The ruling Nepali Congress party has emerged as Nepal's single largest party after winning 89 seats in the 275-member parliament in a general election last month, and its leader, Sher Bahadur Deuba, looks set to stay on as prime minister.
A five-party alliance led by the Nepali Congress, which has been in power since July last year, won 136 seats, just two short for the 138 required for a majority, a tally of results from the Election Commission showed on Wednesday.
Party officials said leaders of the five-party alliance had sought the support of some new legislators and parties to reach the necessary majority.
Prakaksh Sharan Mahat, a spokesman for the Nepali Congress, said C.K. Raut, head of the newly formed Janamat Party, which won six seats, had met Deuba and pledged support for a new government.
Raut was not immediately available for comments.
"I have no doubt he will be the prime minister of the new government," Mahat said, referring to Deuba.
Deuba, 76, who is considered close to India, is in a better position to muster support for a majority, analysts said. The alliance led by his main rival, K.P. Sharma Oli of the Nepal Communist Unified Marxist Leninist Party (UML), won 92 seats.
Asian giants China and India jostle for influence in the Himalayan nation wedged between them.
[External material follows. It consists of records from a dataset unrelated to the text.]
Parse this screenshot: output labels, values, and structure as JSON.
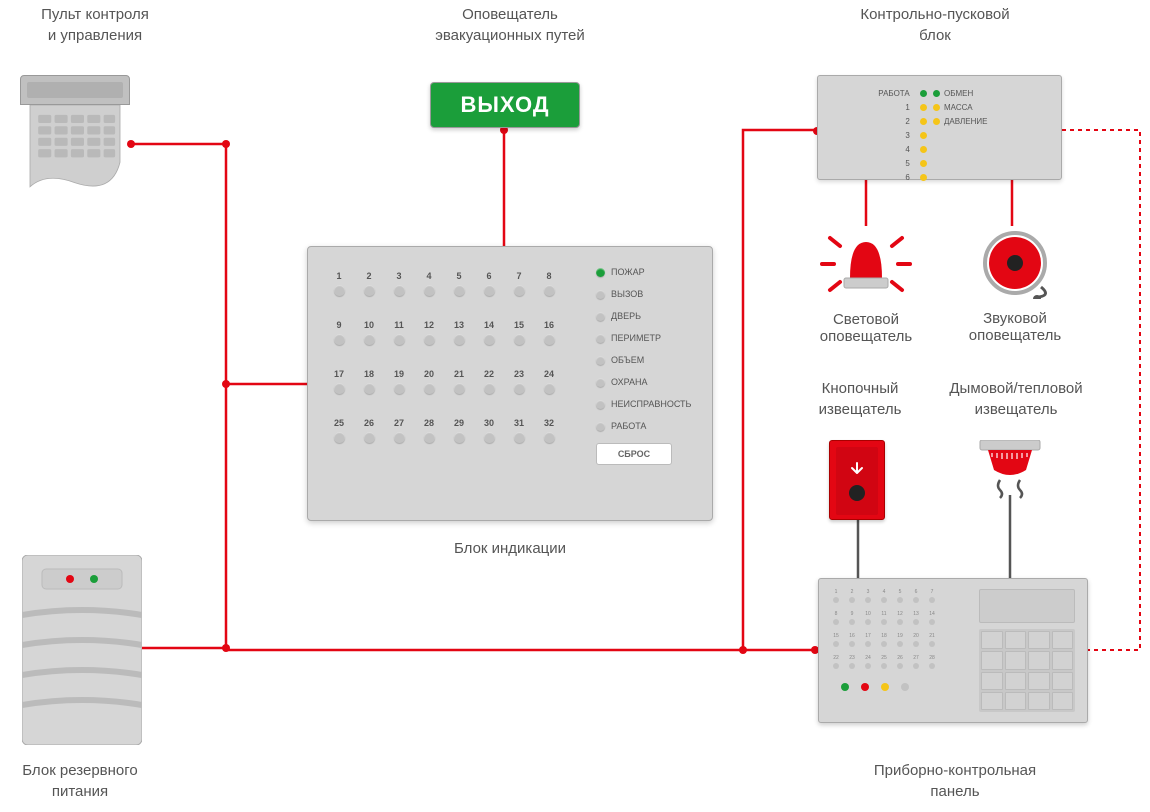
{
  "labels": {
    "keypad": "Пульт контроля\nи управления",
    "exit": "Оповещатель\nэвакуационных путей",
    "clblock": "Контрольно-пусковой\nблок",
    "siren": "Световой\nоповещатель",
    "bell": "Звуковой\nоповещатель",
    "mcp": "Кнопочный\nизвещатель",
    "smoke": "Дымовой/тепловой\nизвещатель",
    "indblock": "Блок индикации",
    "power": "Блок резервного\nпитания",
    "cpanel": "Приборно-контрольная\nпанель"
  },
  "exit_text": "ВЫХОД",
  "clblock": {
    "left_header": "РАБОТА",
    "nums": [
      "1",
      "2",
      "3",
      "4",
      "5",
      "6"
    ],
    "right": [
      "ОБМЕН",
      "МАССА",
      "ДАВЛЕНИЕ"
    ]
  },
  "indblock": {
    "rows": 4,
    "cols": 8,
    "status": [
      {
        "label": "ПОЖАР",
        "active": true
      },
      {
        "label": "ВЫЗОВ",
        "active": false
      },
      {
        "label": "ДВЕРЬ",
        "active": false
      },
      {
        "label": "ПЕРИМЕТР",
        "active": false
      },
      {
        "label": "ОБЪЕМ",
        "active": false
      },
      {
        "label": "ОХРАНА",
        "active": false
      },
      {
        "label": "НЕИСПРАВНОСТЬ",
        "active": false
      },
      {
        "label": "РАБОТА",
        "active": false
      }
    ],
    "reset": "СБРОС"
  },
  "cpanel": {
    "rows": 4,
    "cols": 7
  },
  "colors": {
    "red": "#e30613",
    "green": "#1b9e3a",
    "yellow": "#f5c518",
    "panel": "#d6d6d6"
  }
}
The Nepali Congress is seen as pro-India while the UML is considered closer to China.
Deuba could take the charge of a government for the sixth time in the next few days given how difficult it would be for any other alliance to cobble together a majority in parliament, analysts said.
"The present ruling alliance is most likely to form a new government because it needs the support of only a few members which could be easily won," said Krishna Khanal, a retired professor of political science at the Tribhuvan University in Kathmandu.
Nepal, one of the world's poorest countries, has had 10 different governments since the abolition of a 239-year-old monarchy in 2008.
Its three major parties - the Nepali Congress, UML and the Maoist Centre - have all led different coalitions in the past but none has served a full five-year term due to power struggles and infighting.
Analysts said many younger candidates from newly formed smaller parties, or independents, had won seats in the Nov. 20 election, a sign of voter frustration with the old parties.
Younger politicians are also seeking to make their mark within the established parties.
Gagan Thapa, a young lawmaker from Deuba's party has vowed to challenge Deuba when the party deputies elect the prime minister.
Election results for the seven provincial assemblies, which were held along with parliamentary elections, showed that no party had got a clear majority.
Party officials said leaders will work out alliances in all provinces. (Reuters)